For the uninitiated, it can sometimes be difficult to discern the difference between mental illness and addiction. This is partially because the symptoms of depression, erratic behavior, and other external markers can appear quite similar.
The truth is that while addiction and mental illness are separate and distinct diseases, there is some overlap in the sense that they often present as a co-morbidity — i.e., the presence of two more disorders or illnesses occurring in the same person. Unfortunately, when it comes to these two ailments, one also often worsens the other.
This article provides a brief introduction to why mental illness often co-occurs with addiction disorders and where Ohio residents can turn to receive treatment for both.
Causes of Co-Morbidity and Dual Diagnosis
For those living with mental illness, it is common to try to self-medicate with drugs or alcohol. In many cases, they may find that drinking or taking controlled substances temporarily alleviates their symptoms and provides a short-term feeling of stability and wellbeing.
However, as time goes on, a tolerance is built, and it takes more drinking or drug use to produce the same effect. At this point, addiction can spiral out of control, compounding the existing problem of psychosis, anxiety, or depression.
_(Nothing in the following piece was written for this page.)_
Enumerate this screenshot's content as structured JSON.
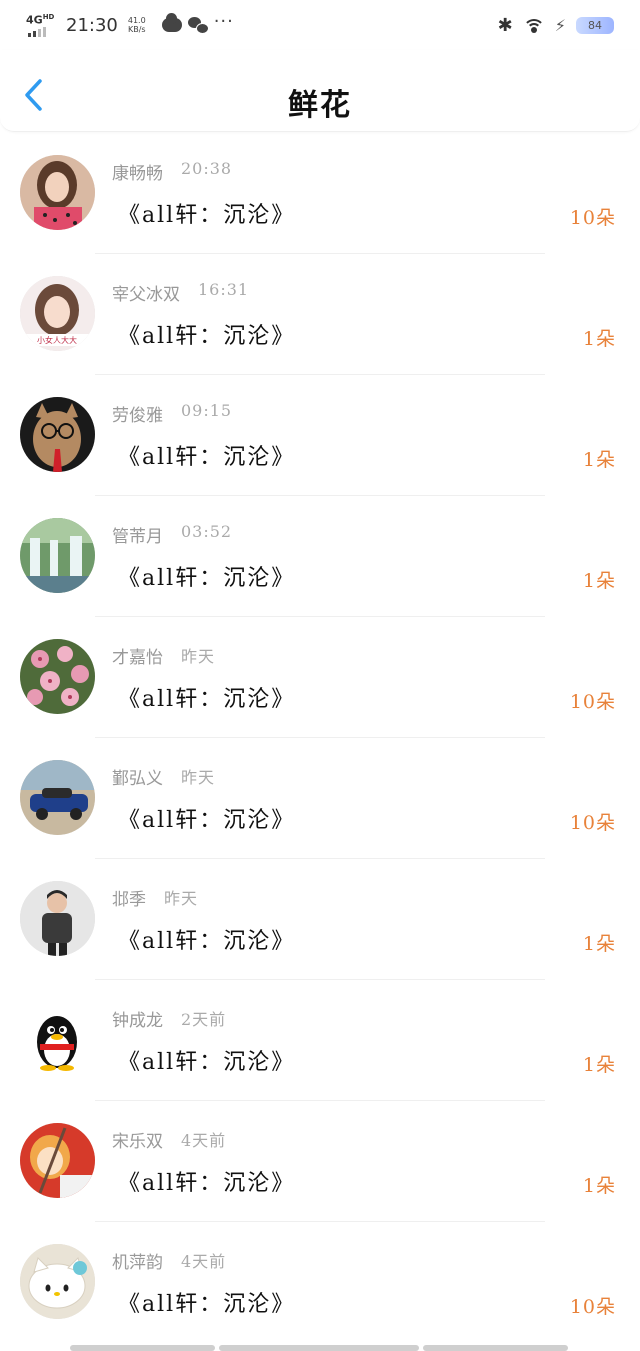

Another emerging theory is that at times, chronic drug use can cause mental illness.
Current studies suggest that there may even be a correlation between heavy marijuana usage and schizophrenia-like symptoms. While more research is needed to verify this claim, it is recommended that those with a family history of schizophrenia avoid any and all marijuana use.
Nature vs. Nurture
It can be tempting to debate whether or not addiction and mental illness are due more to genetics or environment, but it is important to discern the fact that neither affliction is a weakness or character flaw. Both genetic and environmental factors can interplay to create a comorbid diagnosis of drug addiction and mental illness. Here are some of the reasons a patient may receive a co-occurring diagnosis:
- A genetic predisposition to both mental illness and addiction
- An overlap of environmental triggers such as abuse, trauma, sexual violence, or poverty
- Stimulation of brain regions that respond to reward and stress, which may lead to self-medication with illicit substances or excessive drinking
- Involvement of a developmental disorder, which often starts in childhood or adolescence. (Additionally, early exposure to drugs and alcohol can trigger a developmental disorder early in life, increasing the risk for prolonged mental illness later on.)
Treatment for Co-Occurring Addiction and Mental Illness
At The Recovery Village Columbus, we understand that treating Ohio residents for drug disorders and mental illness requires a comprehensive and caring approach. Anyone who is looking for Ohio drug rehab is advised to contact us so we can talk about treatment options such as behavioral therapy, medications, and other treatment options to support you in your unique situation. Do you or any of your loved ones struggle with addiction and mental illness? Contact us today to learn about admission and see how we can help you live a happier, healthier life.
The Recovery Village aims to improve the quality of life for people struggling with a substance use or mental health disorder with fact-based content about the nature of behavioral health conditions, treatment options and their related outcomes. We publish material that is researched, cited, edited and reviewed by licensed medical professionals. The information we provide is not intended to be a substitute for professional medical advice, diagnosis or treatment. It should not be used in place of the advice of your physician or other qualified healthcare provider.